Problem to solve
Would you retype the whole listing verbatim, keeping pictures out of it?

Material provided
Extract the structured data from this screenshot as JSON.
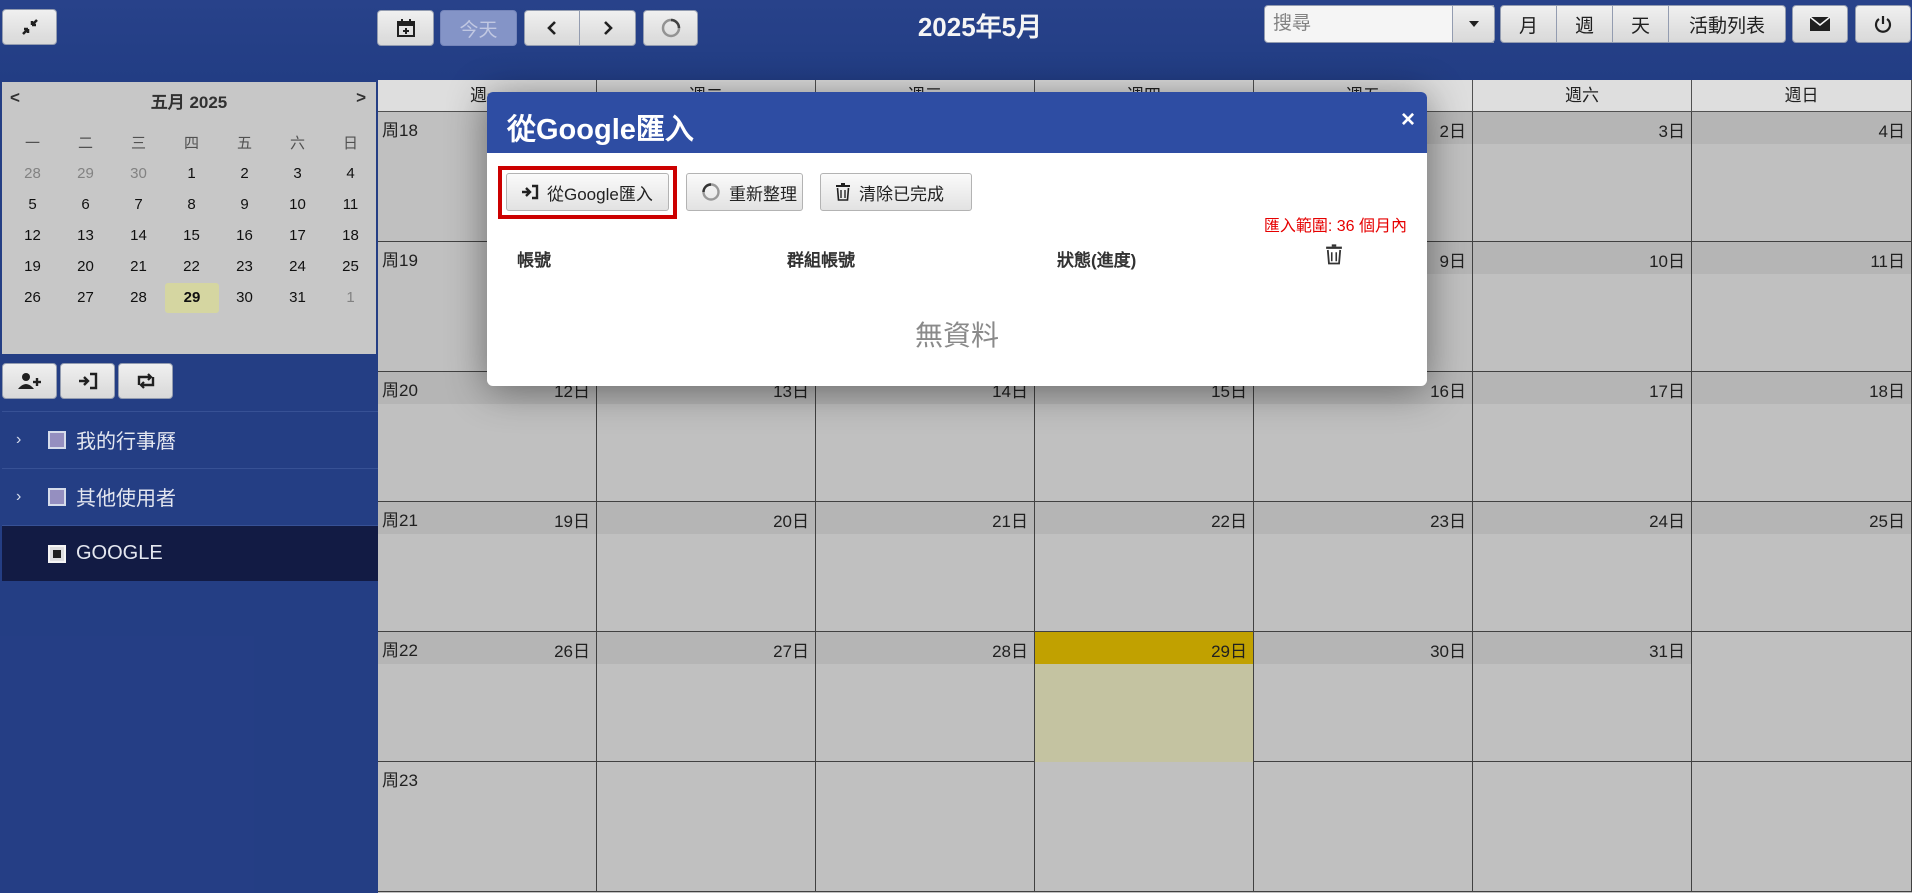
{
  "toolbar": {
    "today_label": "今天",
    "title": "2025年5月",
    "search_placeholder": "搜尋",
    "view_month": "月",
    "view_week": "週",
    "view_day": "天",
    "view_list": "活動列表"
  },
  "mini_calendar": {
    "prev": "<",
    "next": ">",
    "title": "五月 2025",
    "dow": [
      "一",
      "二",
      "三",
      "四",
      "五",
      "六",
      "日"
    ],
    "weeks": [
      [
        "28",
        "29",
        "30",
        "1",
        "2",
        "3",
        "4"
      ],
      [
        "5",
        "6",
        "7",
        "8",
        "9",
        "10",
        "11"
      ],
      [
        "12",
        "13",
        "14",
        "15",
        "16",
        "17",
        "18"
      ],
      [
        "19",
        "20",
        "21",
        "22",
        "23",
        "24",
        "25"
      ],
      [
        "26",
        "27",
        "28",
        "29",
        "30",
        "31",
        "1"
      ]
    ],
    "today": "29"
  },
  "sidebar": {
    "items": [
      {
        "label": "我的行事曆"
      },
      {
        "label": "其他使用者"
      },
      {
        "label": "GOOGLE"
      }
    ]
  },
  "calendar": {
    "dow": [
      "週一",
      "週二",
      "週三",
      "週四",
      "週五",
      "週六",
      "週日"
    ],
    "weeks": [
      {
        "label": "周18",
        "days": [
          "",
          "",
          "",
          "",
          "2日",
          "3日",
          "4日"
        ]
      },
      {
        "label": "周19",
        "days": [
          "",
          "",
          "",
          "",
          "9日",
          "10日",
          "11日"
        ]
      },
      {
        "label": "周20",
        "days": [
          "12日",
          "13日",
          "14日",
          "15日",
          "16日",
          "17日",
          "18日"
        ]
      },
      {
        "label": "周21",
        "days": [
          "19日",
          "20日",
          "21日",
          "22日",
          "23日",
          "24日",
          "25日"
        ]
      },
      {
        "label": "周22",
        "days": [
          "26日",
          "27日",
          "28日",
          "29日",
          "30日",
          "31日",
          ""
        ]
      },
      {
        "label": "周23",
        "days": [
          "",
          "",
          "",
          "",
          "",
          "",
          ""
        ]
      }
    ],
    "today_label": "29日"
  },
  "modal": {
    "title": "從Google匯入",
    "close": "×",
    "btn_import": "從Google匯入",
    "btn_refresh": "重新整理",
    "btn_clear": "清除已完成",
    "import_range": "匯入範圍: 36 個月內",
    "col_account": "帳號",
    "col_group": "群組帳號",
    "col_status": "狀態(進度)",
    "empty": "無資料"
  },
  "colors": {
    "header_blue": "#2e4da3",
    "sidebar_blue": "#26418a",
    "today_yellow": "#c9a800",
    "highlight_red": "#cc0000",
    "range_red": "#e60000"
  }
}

Exercise output
Extract the structured data from this screenshot as JSON.
{
  "toolbar": {
    "today_label": "今天",
    "title": "2025年5月",
    "search_placeholder": "搜尋",
    "view_month": "月",
    "view_week": "週",
    "view_day": "天",
    "view_list": "活動列表"
  },
  "mini_calendar": {
    "prev": "<",
    "next": ">",
    "title": "五月 2025",
    "dow": [
      "一",
      "二",
      "三",
      "四",
      "五",
      "六",
      "日"
    ],
    "weeks": [
      [
        "28",
        "29",
        "30",
        "1",
        "2",
        "3",
        "4"
      ],
      [
        "5",
        "6",
        "7",
        "8",
        "9",
        "10",
        "11"
      ],
      [
        "12",
        "13",
        "14",
        "15",
        "16",
        "17",
        "18"
      ],
      [
        "19",
        "20",
        "21",
        "22",
        "23",
        "24",
        "25"
      ],
      [
        "26",
        "27",
        "28",
        "29",
        "30",
        "31",
        "1"
      ]
    ],
    "today": "29"
  },
  "sidebar": {
    "items": [
      {
        "label": "我的行事曆"
      },
      {
        "label": "其他使用者"
      },
      {
        "label": "GOOGLE"
      }
    ]
  },
  "calendar": {
    "dow": [
      "週一",
      "週二",
      "週三",
      "週四",
      "週五",
      "週六",
      "週日"
    ],
    "weeks": [
      {
        "label": "周18",
        "days": [
          "",
          "",
          "",
          "",
          "2日",
          "3日",
          "4日"
        ]
      },
      {
        "label": "周19",
        "days": [
          "",
          "",
          "",
          "",
          "9日",
          "10日",
          "11日"
        ]
      },
      {
        "label": "周20",
        "days": [
          "12日",
          "13日",
          "14日",
          "15日",
          "16日",
          "17日",
          "18日"
        ]
      },
      {
        "label": "周21",
        "days": [
          "19日",
          "20日",
          "21日",
          "22日",
          "23日",
          "24日",
          "25日"
        ]
      },
      {
        "label": "周22",
        "days": [
          "26日",
          "27日",
          "28日",
          "29日",
          "30日",
          "31日",
          ""
        ]
      },
      {
        "label": "周23",
        "days": [
          "",
          "",
          "",
          "",
          "",
          "",
          ""
        ]
      }
    ],
    "today_label": "29日"
  },
  "modal": {
    "title": "從Google匯入",
    "close": "×",
    "btn_import": "從Google匯入",
    "btn_refresh": "重新整理",
    "btn_clear": "清除已完成",
    "import_range": "匯入範圍: 36 個月內",
    "col_account": "帳號",
    "col_group": "群組帳號",
    "col_status": "狀態(進度)",
    "empty": "無資料"
  },
  "colors": {
    "header_blue": "#2e4da3",
    "sidebar_blue": "#26418a",
    "today_yellow": "#c9a800",
    "highlight_red": "#cc0000",
    "range_red": "#e60000"
  }
}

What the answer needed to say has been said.